== Entries provided

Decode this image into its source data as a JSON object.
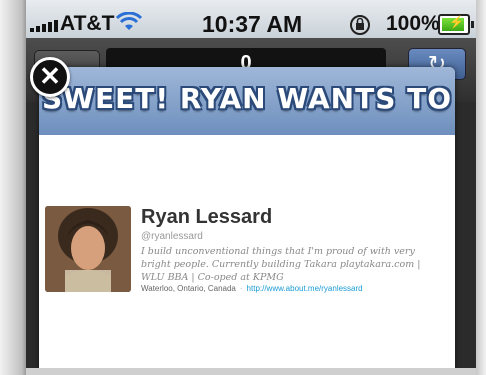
{
  "status_bar": {
    "carrier": "AT&T",
    "time": "10:37 AM",
    "battery": "100%"
  },
  "navbar": {
    "url_text": "0"
  },
  "dialog": {
    "title": "SWEET! RYAN WANTS TO",
    "close_label": "✕",
    "profile": {
      "name": "Ryan Lessard",
      "handle": "@ryanlessard",
      "bio": "I build unconventional things that I'm proud of with very bright people. Currently building Takara playtakara.com | WLU BBA | Co-oped at KPMG",
      "location": "Waterloo, Ontario, Canada",
      "separator": "·",
      "url": "http://www.about.me/ryanlessard"
    }
  },
  "colors": {
    "header_top": "#9fb7d8",
    "header_bottom": "#6e8fbd",
    "link": "#1a9bd6"
  }
}
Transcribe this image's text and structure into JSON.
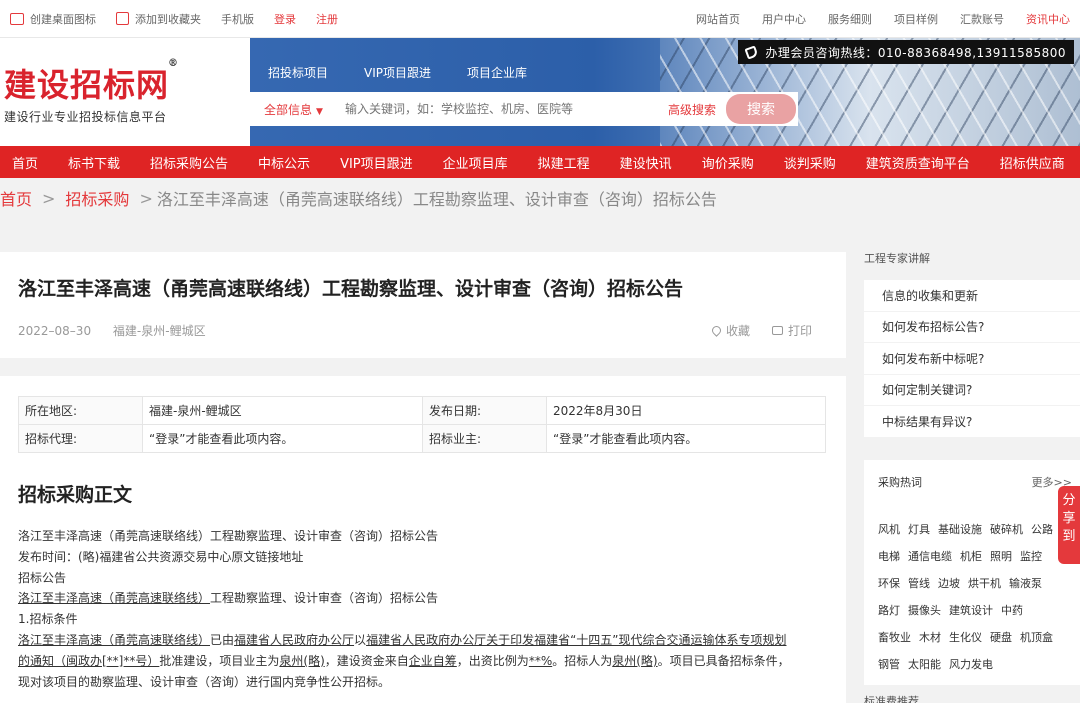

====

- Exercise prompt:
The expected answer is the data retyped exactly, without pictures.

- Final answer:
Decode this image into its source data as a JSON object.
{
  "status_bar": {
    "carrier": "AT&T",
    "time": "10:37 AM",
    "battery": "100%"
  },
  "navbar": {
    "url_text": "0"
  },
  "dialog": {
    "title": "SWEET! RYAN WANTS TO",
    "close_label": "✕",
    "profile": {
      "name": "Ryan Lessard",
      "handle": "@ryanlessard",
      "bio": "I build unconventional things that I'm proud of with very bright people. Currently building Takara playtakara.com | WLU BBA | Co-oped at KPMG",
      "location": "Waterloo, Ontario, Canada",
      "separator": "·",
      "url": "http://www.about.me/ryanlessard"
    }
  },
  "colors": {
    "header_top": "#9fb7d8",
    "header_bottom": "#6e8fbd",
    "link": "#1a9bd6"
  }
}
Transcribe this image's text and structure into JSON.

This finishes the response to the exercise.